#### Problem statement
Please restate every record below word for word.

=== Extracted information ===

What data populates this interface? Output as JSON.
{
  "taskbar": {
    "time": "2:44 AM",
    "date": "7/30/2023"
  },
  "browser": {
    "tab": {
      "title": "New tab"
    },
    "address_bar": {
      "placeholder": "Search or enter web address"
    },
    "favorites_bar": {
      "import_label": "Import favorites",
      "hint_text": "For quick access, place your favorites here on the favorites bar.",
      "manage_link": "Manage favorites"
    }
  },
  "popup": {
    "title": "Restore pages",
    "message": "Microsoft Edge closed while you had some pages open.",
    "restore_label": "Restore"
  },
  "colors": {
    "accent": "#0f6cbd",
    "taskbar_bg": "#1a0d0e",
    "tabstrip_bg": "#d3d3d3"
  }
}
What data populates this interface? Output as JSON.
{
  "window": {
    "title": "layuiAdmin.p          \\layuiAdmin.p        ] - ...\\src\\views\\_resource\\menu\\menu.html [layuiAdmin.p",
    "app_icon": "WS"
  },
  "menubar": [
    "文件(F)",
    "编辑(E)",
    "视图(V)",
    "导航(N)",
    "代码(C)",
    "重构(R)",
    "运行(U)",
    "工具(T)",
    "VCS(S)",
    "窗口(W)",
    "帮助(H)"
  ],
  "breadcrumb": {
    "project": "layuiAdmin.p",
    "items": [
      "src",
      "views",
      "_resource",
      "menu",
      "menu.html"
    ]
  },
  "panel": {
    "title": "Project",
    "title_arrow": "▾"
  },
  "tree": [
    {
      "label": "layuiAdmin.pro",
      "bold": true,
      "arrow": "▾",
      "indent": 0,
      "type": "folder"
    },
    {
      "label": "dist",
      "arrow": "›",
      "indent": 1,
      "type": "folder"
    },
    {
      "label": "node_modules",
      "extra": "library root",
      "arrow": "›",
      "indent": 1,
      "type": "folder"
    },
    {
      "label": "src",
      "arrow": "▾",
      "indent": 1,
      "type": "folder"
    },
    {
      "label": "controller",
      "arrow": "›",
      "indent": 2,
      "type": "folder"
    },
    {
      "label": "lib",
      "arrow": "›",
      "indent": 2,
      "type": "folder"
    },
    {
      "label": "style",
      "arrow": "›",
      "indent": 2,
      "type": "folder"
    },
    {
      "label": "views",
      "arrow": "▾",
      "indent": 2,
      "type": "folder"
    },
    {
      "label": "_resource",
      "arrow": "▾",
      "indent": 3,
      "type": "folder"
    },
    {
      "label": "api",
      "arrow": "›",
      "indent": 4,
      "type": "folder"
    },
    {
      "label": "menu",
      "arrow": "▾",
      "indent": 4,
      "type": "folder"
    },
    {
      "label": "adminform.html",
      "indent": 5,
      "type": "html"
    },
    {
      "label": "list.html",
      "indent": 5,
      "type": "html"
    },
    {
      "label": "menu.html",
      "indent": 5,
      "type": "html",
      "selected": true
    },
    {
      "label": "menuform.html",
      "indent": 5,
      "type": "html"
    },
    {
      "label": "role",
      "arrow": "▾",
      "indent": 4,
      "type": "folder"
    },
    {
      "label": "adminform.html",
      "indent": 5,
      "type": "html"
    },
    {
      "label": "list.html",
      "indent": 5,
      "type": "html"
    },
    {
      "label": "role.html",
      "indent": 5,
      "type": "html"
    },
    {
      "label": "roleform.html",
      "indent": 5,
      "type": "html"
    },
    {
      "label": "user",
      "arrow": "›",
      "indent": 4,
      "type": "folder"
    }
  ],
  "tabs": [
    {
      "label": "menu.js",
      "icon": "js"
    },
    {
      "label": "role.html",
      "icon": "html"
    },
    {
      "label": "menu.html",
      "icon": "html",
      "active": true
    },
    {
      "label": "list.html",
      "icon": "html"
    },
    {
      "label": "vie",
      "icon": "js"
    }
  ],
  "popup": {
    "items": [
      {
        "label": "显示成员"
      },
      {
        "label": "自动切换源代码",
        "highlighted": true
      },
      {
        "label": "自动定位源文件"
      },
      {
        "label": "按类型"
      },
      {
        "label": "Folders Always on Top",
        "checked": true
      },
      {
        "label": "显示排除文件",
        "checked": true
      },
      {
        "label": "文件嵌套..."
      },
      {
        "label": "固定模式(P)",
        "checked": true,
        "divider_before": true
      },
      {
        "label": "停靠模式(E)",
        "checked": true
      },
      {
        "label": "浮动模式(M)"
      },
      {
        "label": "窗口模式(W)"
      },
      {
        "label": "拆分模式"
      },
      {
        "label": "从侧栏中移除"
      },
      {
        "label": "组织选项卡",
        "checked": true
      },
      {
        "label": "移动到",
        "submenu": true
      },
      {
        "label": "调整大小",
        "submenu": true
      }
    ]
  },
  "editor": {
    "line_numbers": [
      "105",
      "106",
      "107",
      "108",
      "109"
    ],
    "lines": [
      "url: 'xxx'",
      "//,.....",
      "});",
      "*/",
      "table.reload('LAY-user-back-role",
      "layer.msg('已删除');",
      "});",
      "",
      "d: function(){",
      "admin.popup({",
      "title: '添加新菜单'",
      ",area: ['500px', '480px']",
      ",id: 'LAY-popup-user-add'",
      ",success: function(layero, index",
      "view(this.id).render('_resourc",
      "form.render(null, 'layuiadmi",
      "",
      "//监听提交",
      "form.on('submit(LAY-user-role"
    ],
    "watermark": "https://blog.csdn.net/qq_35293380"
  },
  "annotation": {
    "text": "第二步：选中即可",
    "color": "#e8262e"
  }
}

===

#### Exercise result
What data populates this interface? Output as JSON.
{
  "taskbar": {
    "time": "2:44 AM",
    "date": "7/30/2023"
  },
  "browser": {
    "tab": {
      "title": "New tab"
    },
    "address_bar": {
      "placeholder": "Search or enter web address"
    },
    "favorites_bar": {
      "import_label": "Import favorites",
      "hint_text": "For quick access, place your favorites here on the favorites bar.",
      "manage_link": "Manage favorites"
    }
  },
  "popup": {
    "title": "Restore pages",
    "message": "Microsoft Edge closed while you had some pages open.",
    "restore_label": "Restore"
  },
  "colors": {
    "accent": "#0f6cbd",
    "taskbar_bg": "#1a0d0e",
    "tabstrip_bg": "#d3d3d3"
  }
}
What data populates this interface? Output as JSON.
{
  "window": {
    "title": "layuiAdmin.p          \\layuiAdmin.p        ] - ...\\src\\views\\_resource\\menu\\menu.html [layuiAdmin.p",
    "app_icon": "WS"
  },
  "menubar": [
    "文件(F)",
    "编辑(E)",
    "视图(V)",
    "导航(N)",
    "代码(C)",
    "重构(R)",
    "运行(U)",
    "工具(T)",
    "VCS(S)",
    "窗口(W)",
    "帮助(H)"
  ],
  "breadcrumb": {
    "project": "layuiAdmin.p",
    "items": [
      "src",
      "views",
      "_resource",
      "menu",
      "menu.html"
    ]
  },
  "panel": {
    "title": "Project",
    "title_arrow": "▾"
  },
  "tree": [
    {
      "label": "layuiAdmin.pro",
      "bold": true,
      "arrow": "▾",
      "indent": 0,
      "type": "folder"
    },
    {
      "label": "dist",
      "arrow": "›",
      "indent": 1,
      "type": "folder"
    },
    {
      "label": "node_modules",
      "extra": "library root",
      "arrow": "›",
      "indent": 1,
      "type": "folder"
    },
    {
      "label": "src",
      "arrow": "▾",
      "indent": 1,
      "type": "folder"
    },
    {
      "label": "controller",
      "arrow": "›",
      "indent": 2,
      "type": "folder"
    },
    {
      "label": "lib",
      "arrow": "›",
      "indent": 2,
      "type": "folder"
    },
    {
      "label": "style",
      "arrow": "›",
      "indent": 2,
      "type": "folder"
    },
    {
      "label": "views",
      "arrow": "▾",
      "indent": 2,
      "type": "folder"
    },
    {
      "label": "_resource",
      "arrow": "▾",
      "indent": 3,
      "type": "folder"
    },
    {
      "label": "api",
      "arrow": "›",
      "indent": 4,
      "type": "folder"
    },
    {
      "label": "menu",
      "arrow": "▾",
      "indent": 4,
      "type": "folder"
    },
    {
      "label": "adminform.html",
      "indent": 5,
      "type": "html"
    },
    {
      "label": "list.html",
      "indent": 5,
      "type": "html"
    },
    {
      "label": "menu.html",
      "indent": 5,
      "type": "html",
      "selected": true
    },
    {
      "label": "menuform.html",
      "indent": 5,
      "type": "html"
    },
    {
      "label": "role",
      "arrow": "▾",
      "indent": 4,
      "type": "folder"
    },
    {
      "label": "adminform.html",
      "indent": 5,
      "type": "html"
    },
    {
      "label": "list.html",
      "indent": 5,
      "type": "html"
    },
    {
      "label": "role.html",
      "indent": 5,
      "type": "html"
    },
    {
      "label": "roleform.html",
      "indent": 5,
      "type": "html"
    },
    {
      "label": "user",
      "arrow": "›",
      "indent": 4,
      "type": "folder"
    }
  ],
  "tabs": [
    {
      "label": "menu.js",
      "icon": "js"
    },
    {
      "label": "role.html",
      "icon": "html"
    },
    {
      "label": "menu.html",
      "icon": "html",
      "active": true
    },
    {
      "label": "list.html",
      "icon": "html"
    },
    {
      "label": "vie",
      "icon": "js"
    }
  ],
  "popup": {
    "items": [
      {
        "label": "显示成员"
      },
      {
        "label": "自动切换源代码",
        "highlighted": true
      },
      {
        "label": "自动定位源文件"
      },
      {
        "label": "按类型"
      },
      {
        "label": "Folders Always on Top",
        "checked": true
      },
      {
        "label": "显示排除文件",
        "checked": true
      },
      {
        "label": "文件嵌套..."
      },
      {
        "label": "固定模式(P)",
        "checked": true,
        "divider_before": true
      },
      {
        "label": "停靠模式(E)",
        "checked": true
      },
      {
        "label": "浮动模式(M)"
      },
      {
        "label": "窗口模式(W)"
      },
      {
        "label": "拆分模式"
      },
      {
        "label": "从侧栏中移除"
      },
      {
        "label": "组织选项卡",
        "checked": true
      },
      {
        "label": "移动到",
        "submenu": true
      },
      {
        "label": "调整大小",
        "submenu": true
      }
    ]
  },
  "editor": {
    "line_numbers": [
      "105",
      "106",
      "107",
      "108",
      "109"
    ],
    "lines": [
      "url: 'xxx'",
      "//,.....",
      "});",
      "*/",
      "table.reload('LAY-user-back-role",
      "layer.msg('已删除');",
      "});",
      "",
      "d: function(){",
      "admin.popup({",
      "title: '添加新菜单'",
      ",area: ['500px', '480px']",
      ",id: 'LAY-popup-user-add'",
      ",success: function(layero, index",
      "view(this.id).render('_resourc",
      "form.render(null, 'layuiadmi",
      "",
      "//监听提交",
      "form.on('submit(LAY-user-role"
    ],
    "watermark": "https://blog.csdn.net/qq_35293380"
  },
  "annotation": {
    "text": "第二步：选中即可",
    "color": "#e8262e"
  }
}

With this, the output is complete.